> _Materials provided_
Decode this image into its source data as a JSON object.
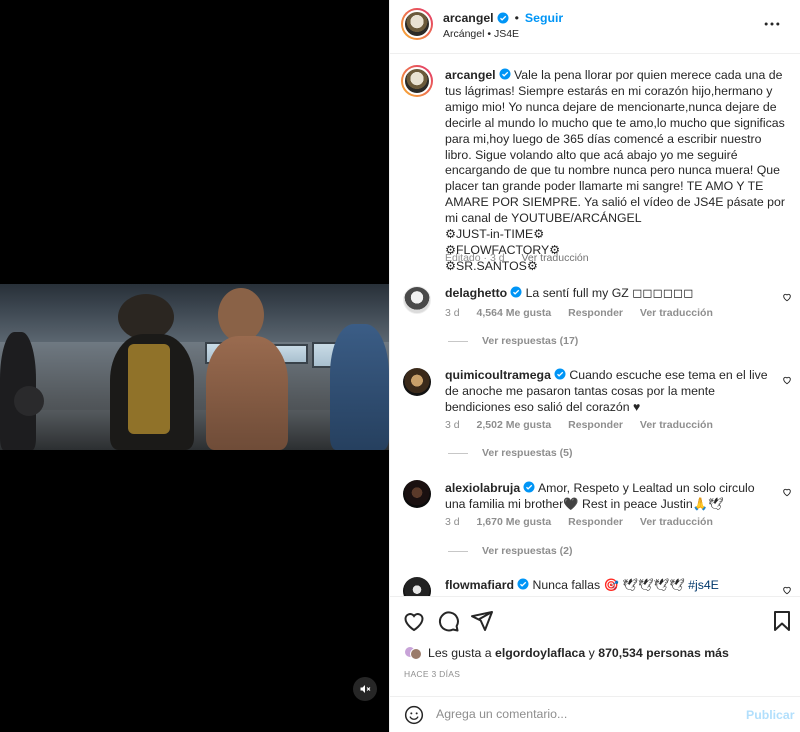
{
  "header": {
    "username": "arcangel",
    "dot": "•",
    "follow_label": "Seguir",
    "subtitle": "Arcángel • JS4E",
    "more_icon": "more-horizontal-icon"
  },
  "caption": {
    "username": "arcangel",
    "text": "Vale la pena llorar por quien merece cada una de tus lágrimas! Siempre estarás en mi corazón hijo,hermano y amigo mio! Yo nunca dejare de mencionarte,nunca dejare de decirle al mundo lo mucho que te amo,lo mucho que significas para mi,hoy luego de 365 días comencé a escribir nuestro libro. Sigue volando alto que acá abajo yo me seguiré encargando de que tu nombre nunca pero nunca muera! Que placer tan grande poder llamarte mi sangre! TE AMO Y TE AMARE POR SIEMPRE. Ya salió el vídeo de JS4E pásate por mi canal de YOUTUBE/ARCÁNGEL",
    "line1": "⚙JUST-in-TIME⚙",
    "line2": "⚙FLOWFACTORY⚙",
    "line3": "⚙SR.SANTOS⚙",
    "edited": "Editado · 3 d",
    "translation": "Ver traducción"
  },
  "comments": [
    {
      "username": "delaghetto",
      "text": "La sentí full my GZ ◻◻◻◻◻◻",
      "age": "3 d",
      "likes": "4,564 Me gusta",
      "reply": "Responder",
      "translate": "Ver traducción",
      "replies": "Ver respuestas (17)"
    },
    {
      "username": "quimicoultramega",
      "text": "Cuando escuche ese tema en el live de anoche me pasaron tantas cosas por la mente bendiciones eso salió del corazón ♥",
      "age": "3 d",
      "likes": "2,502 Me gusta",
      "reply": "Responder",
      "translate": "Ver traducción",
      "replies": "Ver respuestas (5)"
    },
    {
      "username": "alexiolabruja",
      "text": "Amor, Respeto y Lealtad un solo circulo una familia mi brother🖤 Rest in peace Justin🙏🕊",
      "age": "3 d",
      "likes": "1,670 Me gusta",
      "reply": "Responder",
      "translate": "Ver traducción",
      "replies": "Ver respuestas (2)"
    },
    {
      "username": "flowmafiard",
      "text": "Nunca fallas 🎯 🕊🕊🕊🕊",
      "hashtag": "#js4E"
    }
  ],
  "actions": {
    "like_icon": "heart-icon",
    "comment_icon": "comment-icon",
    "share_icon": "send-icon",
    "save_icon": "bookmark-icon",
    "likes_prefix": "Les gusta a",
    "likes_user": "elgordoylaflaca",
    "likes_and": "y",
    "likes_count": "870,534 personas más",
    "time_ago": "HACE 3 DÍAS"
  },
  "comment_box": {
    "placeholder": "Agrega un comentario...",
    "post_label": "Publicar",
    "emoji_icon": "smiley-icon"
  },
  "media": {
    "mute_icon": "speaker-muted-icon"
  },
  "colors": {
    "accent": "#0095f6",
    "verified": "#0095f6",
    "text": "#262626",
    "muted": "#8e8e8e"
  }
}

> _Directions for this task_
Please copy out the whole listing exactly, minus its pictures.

> _Reply to the task_
Decode this image into its source data as a JSON object.
{
  "header": {
    "username": "arcangel",
    "dot": "•",
    "follow_label": "Seguir",
    "subtitle": "Arcángel • JS4E",
    "more_icon": "more-horizontal-icon"
  },
  "caption": {
    "username": "arcangel",
    "text": "Vale la pena llorar por quien merece cada una de tus lágrimas! Siempre estarás en mi corazón hijo,hermano y amigo mio! Yo nunca dejare de mencionarte,nunca dejare de decirle al mundo lo mucho que te amo,lo mucho que significas para mi,hoy luego de 365 días comencé a escribir nuestro libro. Sigue volando alto que acá abajo yo me seguiré encargando de que tu nombre nunca pero nunca muera! Que placer tan grande poder llamarte mi sangre! TE AMO Y TE AMARE POR SIEMPRE. Ya salió el vídeo de JS4E pásate por mi canal de YOUTUBE/ARCÁNGEL",
    "line1": "⚙JUST-in-TIME⚙",
    "line2": "⚙FLOWFACTORY⚙",
    "line3": "⚙SR.SANTOS⚙",
    "edited": "Editado · 3 d",
    "translation": "Ver traducción"
  },
  "comments": [
    {
      "username": "delaghetto",
      "text": "La sentí full my GZ ◻◻◻◻◻◻",
      "age": "3 d",
      "likes": "4,564 Me gusta",
      "reply": "Responder",
      "translate": "Ver traducción",
      "replies": "Ver respuestas (17)"
    },
    {
      "username": "quimicoultramega",
      "text": "Cuando escuche ese tema en el live de anoche me pasaron tantas cosas por la mente bendiciones eso salió del corazón ♥",
      "age": "3 d",
      "likes": "2,502 Me gusta",
      "reply": "Responder",
      "translate": "Ver traducción",
      "replies": "Ver respuestas (5)"
    },
    {
      "username": "alexiolabruja",
      "text": "Amor, Respeto y Lealtad un solo circulo una familia mi brother🖤 Rest in peace Justin🙏🕊",
      "age": "3 d",
      "likes": "1,670 Me gusta",
      "reply": "Responder",
      "translate": "Ver traducción",
      "replies": "Ver respuestas (2)"
    },
    {
      "username": "flowmafiard",
      "text": "Nunca fallas 🎯 🕊🕊🕊🕊",
      "hashtag": "#js4E"
    }
  ],
  "actions": {
    "like_icon": "heart-icon",
    "comment_icon": "comment-icon",
    "share_icon": "send-icon",
    "save_icon": "bookmark-icon",
    "likes_prefix": "Les gusta a",
    "likes_user": "elgordoylaflaca",
    "likes_and": "y",
    "likes_count": "870,534 personas más",
    "time_ago": "HACE 3 DÍAS"
  },
  "comment_box": {
    "placeholder": "Agrega un comentario...",
    "post_label": "Publicar",
    "emoji_icon": "smiley-icon"
  },
  "media": {
    "mute_icon": "speaker-muted-icon"
  },
  "colors": {
    "accent": "#0095f6",
    "verified": "#0095f6",
    "text": "#262626",
    "muted": "#8e8e8e"
  }
}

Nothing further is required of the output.